The Federal Trade Commission said today in a statement that two laptops, one containing personal information of 110 people, were stolen from a locked car.
Some of the confidential data included names, addresses, Social Security numbers, birth dates and financial account numbers of defendants in current and past FTC cases.
In the statement, the FTC downplayed the possibility of identity theft.
"The FTC has no reason to believe the information on the laptops, as opposed to the laptops themselves, was the target of the theft," the statement said. "In addition, the stolen laptops were password protected and the personal information was a very small part of several thousand files contained in one of the laptops."
Letters, which will describe what personal information was stolen and ways to protect against identity theft, are being sent to affected individuals, the statement said. The FTC has agreed to offer one year of free credit monitoring.
The agency’s inspector general is investigating the theft.

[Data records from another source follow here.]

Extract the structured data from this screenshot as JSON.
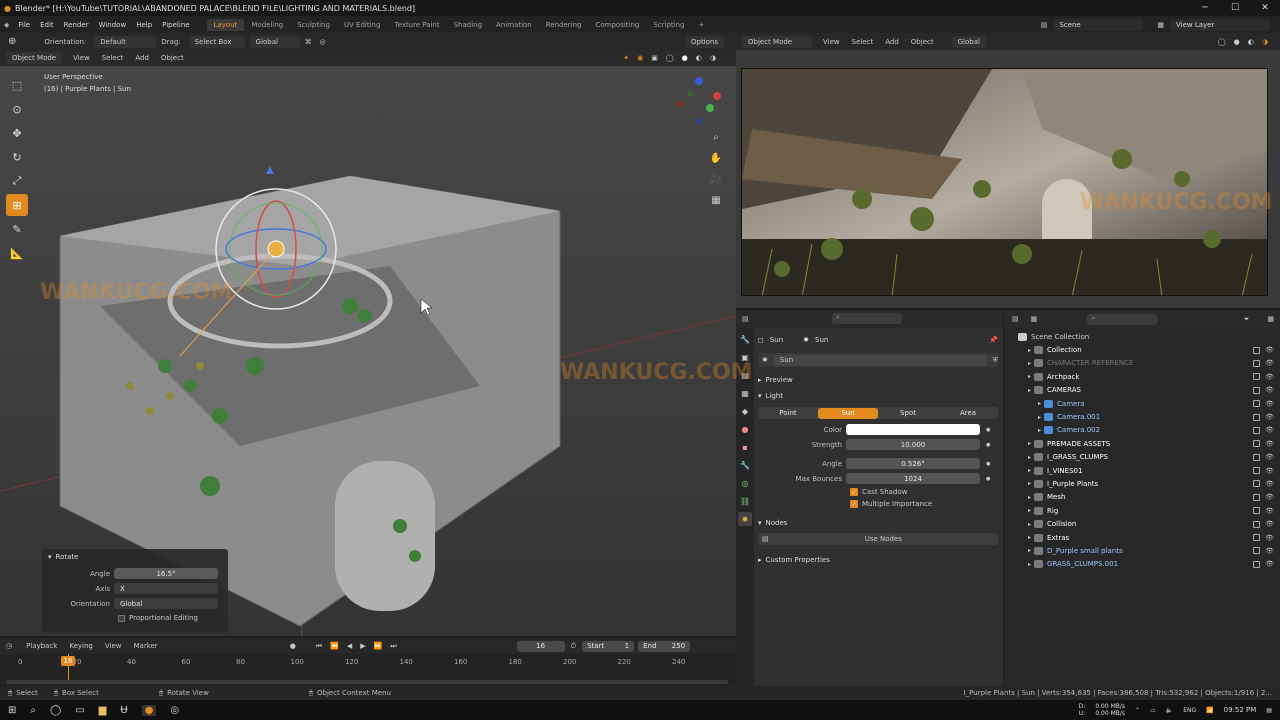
{
  "title_bar": {
    "title": "Blender* [H:\\YouTube\\TUTORIAL\\ABANDONED PALACE\\BLEND FILE\\LIGHTING AND MATERIALS.blend]"
  },
  "menu": {
    "items": [
      "File",
      "Edit",
      "Render",
      "Window",
      "Help",
      "Pipeline"
    ]
  },
  "workspaces": {
    "tabs": [
      "Layout",
      "Modeling",
      "Sculpting",
      "UV Editing",
      "Texture Paint",
      "Shading",
      "Animation",
      "Rendering",
      "Compositing",
      "Scripting"
    ],
    "active": "Layout"
  },
  "scene": {
    "name": "Scene",
    "view_layer": "View Layer"
  },
  "tool_header": {
    "orientation_label": "Orientation:",
    "orientation_value": "Default",
    "drag_label": "Drag:",
    "drag_value": "Select Box",
    "transform": "Global",
    "options": "Options"
  },
  "viewport_header": {
    "mode": "Object Mode",
    "view": "View",
    "select": "Select",
    "add": "Add",
    "object": "Object"
  },
  "viewport": {
    "perspective": "User Perspective",
    "context": "(16) | Purple Plants | Sun"
  },
  "render_header": {
    "mode": "Object Mode",
    "view": "View",
    "select": "Select",
    "add": "Add",
    "object": "Object",
    "transform": "Global"
  },
  "properties": {
    "breadcrumb_obj": "Sun",
    "breadcrumb_data": "Sun",
    "data_name": "Sun",
    "preview": "Preview",
    "light": "Light",
    "light_types": [
      "Point",
      "Sun",
      "Spot",
      "Area"
    ],
    "active_type": "Sun",
    "color_label": "Color",
    "strength_label": "Strength",
    "strength": "10.000",
    "angle_label": "Angle",
    "angle": "0.526°",
    "bounces_label": "Max Bounces",
    "bounces": "1024",
    "cast_shadow": "Cast Shadow",
    "multiple_importance": "Multiple Importance",
    "nodes": "Nodes",
    "use_nodes": "Use Nodes",
    "custom_props": "Custom Properties"
  },
  "outliner": {
    "root": "Scene Collection",
    "items": [
      {
        "name": "Collection",
        "indent": 1
      },
      {
        "name": "CHARACTER REFERENCE",
        "indent": 1
      },
      {
        "name": "Archpack",
        "indent": 1
      },
      {
        "name": "CAMERAS",
        "indent": 1
      },
      {
        "name": "Camera",
        "indent": 2
      },
      {
        "name": "Camera.001",
        "indent": 2
      },
      {
        "name": "Camera.002",
        "indent": 2
      },
      {
        "name": "PREMADE ASSETS",
        "indent": 1
      },
      {
        "name": "I_GRASS_CLUMPS",
        "indent": 1
      },
      {
        "name": "I_VINES01",
        "indent": 1
      },
      {
        "name": "I_Purple Plants",
        "indent": 1
      },
      {
        "name": "Mesh",
        "indent": 1
      },
      {
        "name": "Rig",
        "indent": 1
      },
      {
        "name": "Collision",
        "indent": 1
      },
      {
        "name": "Extras",
        "indent": 1
      },
      {
        "name": "D_Purple small plants",
        "indent": 1
      },
      {
        "name": "GRASS_CLUMPS.001",
        "indent": 1
      }
    ]
  },
  "rotate_panel": {
    "title": "Rotate",
    "angle_label": "Angle",
    "angle": "16.5°",
    "axis_label": "Axis",
    "axis": "X",
    "orientation_label": "Orientation",
    "orientation": "Global",
    "proportional": "Proportional Editing"
  },
  "timeline_header": {
    "playback": "Playback",
    "keying": "Keying",
    "view": "View",
    "marker": "Marker",
    "current_frame": "16",
    "start_label": "Start",
    "start": "1",
    "end_label": "End",
    "end": "250"
  },
  "timeline_ticks": [
    "0",
    "20",
    "40",
    "60",
    "80",
    "100",
    "120",
    "140",
    "160",
    "180",
    "200",
    "220",
    "240"
  ],
  "timeline_current": "16",
  "status": {
    "select": "Select",
    "box_select": "Box Select",
    "rotate_view": "Rotate View",
    "context_menu": "Object Context Menu",
    "stats": "I_Purple Plants | Sun | Verts:354,635 | Faces:386,508 | Tris:532,962 | Objects:1/916 | 2..."
  },
  "taskbar": {
    "net_down": "0.00 MB/s",
    "net_up": "0.00 MB/s",
    "drive_d": "D:",
    "drive_u": "U:",
    "lang": "ENG",
    "time": "09:52 PM"
  },
  "watermark": "WANKUCG.COM",
  "colors": {
    "accent": "#e38a1f",
    "viewport_bg": "#3d3d3d",
    "panel_bg": "#303030"
  }
}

Police, the FBI and the Department of Homeland Security were notified.
This is the third time in less than two months that the personal records belonging to a federal government agency were placed at risk for identity theft.
A hacker obtained data belonging to the federal Department of Energy’s nuclear weapons agency last year, stealing the names and Social Security numbers of 1,500 department employees.
The data theft occurred at a National Nuclear Security Administration (NNSA) system in Albuquerque, N.M., according to numerous published reports. None of the victims were notified.
That followed the breach of millions of current and former U.S. Armed Forced members.
A computer containing the data of 17.5 million victims was stolen from an employee’s home May 3 in Virginia. The VA has said the employee violated department policy when he left the office with the laptop.